Challenges around the ways to streamline production processes have been critical to the industry, as issues caused by human error – even from experienced staff – can have a devastating impact.  As such, Professor Stephen Westland stated, “it was really rewarding to work on this topic with an industrial member of the FFF network, developing an automated workload scheduler will have a critically positive impact on the company”.

Through the AI Autoplan project, Pennine Weavers have been able to explore options that utilise machine learning and artificial learning within the production environment, an application with huge potential to maximise effectiveness both internally and to suppliers and consumers alike.

The outcomes of the project could have a significant effect on the efficiency and cost effectiveness of the business, reducing lead times, costs, risk and therefore ensuring that they stay at the forefront of weaving both nationally and globally. However, utilising machine learning in this way could improve planning across industry, driving growth and reducing waste on a profound scale.

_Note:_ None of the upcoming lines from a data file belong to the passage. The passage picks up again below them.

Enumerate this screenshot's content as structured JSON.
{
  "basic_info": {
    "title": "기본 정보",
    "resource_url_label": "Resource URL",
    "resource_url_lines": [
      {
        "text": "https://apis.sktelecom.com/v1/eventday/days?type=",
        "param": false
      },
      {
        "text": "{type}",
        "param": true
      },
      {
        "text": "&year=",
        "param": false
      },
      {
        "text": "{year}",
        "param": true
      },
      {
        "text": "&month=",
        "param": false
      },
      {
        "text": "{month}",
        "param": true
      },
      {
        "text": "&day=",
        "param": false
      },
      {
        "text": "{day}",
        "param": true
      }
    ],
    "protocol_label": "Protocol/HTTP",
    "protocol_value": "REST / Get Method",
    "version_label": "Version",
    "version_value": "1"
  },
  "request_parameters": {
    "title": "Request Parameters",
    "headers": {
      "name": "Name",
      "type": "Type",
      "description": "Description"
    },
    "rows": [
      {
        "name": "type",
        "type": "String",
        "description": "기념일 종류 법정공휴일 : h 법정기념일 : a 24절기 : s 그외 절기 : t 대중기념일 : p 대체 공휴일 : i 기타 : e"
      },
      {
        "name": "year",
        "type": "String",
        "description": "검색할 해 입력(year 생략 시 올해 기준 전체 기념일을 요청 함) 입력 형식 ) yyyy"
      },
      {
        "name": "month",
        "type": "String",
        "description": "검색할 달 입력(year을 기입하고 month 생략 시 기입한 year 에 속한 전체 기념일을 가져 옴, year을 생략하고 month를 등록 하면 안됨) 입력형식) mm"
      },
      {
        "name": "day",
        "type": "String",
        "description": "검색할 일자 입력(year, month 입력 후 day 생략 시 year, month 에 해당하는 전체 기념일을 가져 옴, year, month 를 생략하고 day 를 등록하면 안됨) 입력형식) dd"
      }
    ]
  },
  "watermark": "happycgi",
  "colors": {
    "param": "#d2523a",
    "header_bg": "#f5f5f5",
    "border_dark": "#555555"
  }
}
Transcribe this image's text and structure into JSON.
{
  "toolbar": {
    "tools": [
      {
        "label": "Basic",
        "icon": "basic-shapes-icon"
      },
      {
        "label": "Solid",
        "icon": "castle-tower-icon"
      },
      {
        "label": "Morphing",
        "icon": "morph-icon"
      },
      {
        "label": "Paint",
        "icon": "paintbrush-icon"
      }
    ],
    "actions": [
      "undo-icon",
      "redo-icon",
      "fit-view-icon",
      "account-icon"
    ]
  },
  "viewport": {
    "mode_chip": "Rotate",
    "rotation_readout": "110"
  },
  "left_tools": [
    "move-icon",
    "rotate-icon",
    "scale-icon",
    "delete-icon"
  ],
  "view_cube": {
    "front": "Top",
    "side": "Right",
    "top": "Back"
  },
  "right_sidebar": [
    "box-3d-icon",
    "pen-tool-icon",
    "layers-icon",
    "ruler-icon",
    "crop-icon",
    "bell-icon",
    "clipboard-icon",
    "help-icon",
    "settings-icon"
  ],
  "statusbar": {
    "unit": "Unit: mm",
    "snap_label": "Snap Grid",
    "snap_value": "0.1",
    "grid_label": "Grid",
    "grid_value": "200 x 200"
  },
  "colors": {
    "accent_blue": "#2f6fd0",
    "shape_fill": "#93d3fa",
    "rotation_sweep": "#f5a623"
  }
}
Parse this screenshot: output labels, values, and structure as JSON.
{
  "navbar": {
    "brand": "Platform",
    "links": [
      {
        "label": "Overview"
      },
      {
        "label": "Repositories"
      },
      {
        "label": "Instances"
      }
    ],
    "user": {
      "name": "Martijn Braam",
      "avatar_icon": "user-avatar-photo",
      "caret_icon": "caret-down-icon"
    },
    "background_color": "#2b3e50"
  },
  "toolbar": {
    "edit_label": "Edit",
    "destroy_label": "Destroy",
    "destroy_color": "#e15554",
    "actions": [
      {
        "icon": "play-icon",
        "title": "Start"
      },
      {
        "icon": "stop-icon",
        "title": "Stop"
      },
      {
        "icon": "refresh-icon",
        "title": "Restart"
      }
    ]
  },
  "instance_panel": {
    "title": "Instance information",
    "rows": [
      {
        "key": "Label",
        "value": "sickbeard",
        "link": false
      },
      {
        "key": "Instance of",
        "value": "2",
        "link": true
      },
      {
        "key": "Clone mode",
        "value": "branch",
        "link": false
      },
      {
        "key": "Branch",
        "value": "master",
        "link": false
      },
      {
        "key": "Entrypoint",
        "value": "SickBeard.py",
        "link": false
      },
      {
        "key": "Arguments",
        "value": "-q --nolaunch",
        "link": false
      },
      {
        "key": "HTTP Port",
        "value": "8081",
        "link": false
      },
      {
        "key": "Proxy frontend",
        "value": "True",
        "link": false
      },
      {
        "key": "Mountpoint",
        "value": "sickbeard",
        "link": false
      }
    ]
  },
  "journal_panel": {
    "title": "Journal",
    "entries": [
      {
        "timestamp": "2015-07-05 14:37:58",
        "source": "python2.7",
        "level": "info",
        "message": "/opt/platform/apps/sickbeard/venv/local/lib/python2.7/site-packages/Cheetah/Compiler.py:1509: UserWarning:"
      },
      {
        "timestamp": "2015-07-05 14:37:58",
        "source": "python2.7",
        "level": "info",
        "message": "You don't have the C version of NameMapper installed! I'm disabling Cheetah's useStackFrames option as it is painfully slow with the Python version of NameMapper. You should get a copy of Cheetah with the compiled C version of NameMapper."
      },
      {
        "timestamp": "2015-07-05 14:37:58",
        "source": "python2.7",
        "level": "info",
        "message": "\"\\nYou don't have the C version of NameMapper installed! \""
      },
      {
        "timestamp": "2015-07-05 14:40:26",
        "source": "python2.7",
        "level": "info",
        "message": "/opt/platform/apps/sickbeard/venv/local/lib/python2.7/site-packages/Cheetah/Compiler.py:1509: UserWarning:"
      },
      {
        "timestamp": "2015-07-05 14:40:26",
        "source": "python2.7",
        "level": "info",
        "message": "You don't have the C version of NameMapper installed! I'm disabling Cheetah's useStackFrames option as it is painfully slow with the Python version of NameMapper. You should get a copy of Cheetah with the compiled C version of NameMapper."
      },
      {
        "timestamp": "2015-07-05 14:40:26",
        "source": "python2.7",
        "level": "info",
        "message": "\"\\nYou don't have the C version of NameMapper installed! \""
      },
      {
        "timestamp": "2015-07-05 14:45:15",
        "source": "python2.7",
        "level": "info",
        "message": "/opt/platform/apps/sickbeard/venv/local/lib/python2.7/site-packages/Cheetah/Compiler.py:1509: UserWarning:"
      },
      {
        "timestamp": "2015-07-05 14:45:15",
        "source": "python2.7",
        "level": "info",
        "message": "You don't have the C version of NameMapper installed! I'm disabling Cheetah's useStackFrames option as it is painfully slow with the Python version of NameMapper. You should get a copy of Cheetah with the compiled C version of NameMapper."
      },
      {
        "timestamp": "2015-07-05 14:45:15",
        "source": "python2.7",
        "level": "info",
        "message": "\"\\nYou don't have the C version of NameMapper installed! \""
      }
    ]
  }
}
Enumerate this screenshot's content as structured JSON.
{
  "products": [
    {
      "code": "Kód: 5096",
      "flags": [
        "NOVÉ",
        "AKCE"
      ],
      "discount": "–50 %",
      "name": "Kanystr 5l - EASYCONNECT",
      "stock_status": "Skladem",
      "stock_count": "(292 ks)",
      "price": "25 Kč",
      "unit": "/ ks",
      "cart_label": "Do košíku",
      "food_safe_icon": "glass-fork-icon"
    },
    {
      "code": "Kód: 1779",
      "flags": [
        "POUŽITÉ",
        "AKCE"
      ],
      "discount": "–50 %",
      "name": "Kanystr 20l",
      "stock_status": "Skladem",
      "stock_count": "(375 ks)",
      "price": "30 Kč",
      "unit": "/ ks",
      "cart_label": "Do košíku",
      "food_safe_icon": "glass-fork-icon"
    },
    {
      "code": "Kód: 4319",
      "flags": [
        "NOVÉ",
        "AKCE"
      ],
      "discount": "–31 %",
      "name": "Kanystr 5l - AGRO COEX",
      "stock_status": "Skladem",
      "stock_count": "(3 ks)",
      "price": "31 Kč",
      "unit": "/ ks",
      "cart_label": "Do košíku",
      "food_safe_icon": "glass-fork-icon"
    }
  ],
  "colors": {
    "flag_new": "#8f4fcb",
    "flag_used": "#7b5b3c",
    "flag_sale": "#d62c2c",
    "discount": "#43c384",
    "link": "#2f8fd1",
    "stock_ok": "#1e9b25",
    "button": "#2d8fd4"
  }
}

The project only scratches the surface when it comes to application viable AI applications across the textile industry – no doubt the technology behind the automatic workload scheduler can be used to facilitate a host of other automated processes. As such, Professor Stephen Westland stated, “UoL researchers were very pleased to be able to contribute to identification of suitable AI technologies; it was a pleasure to be able to work alongside technology partner Juno in this project.”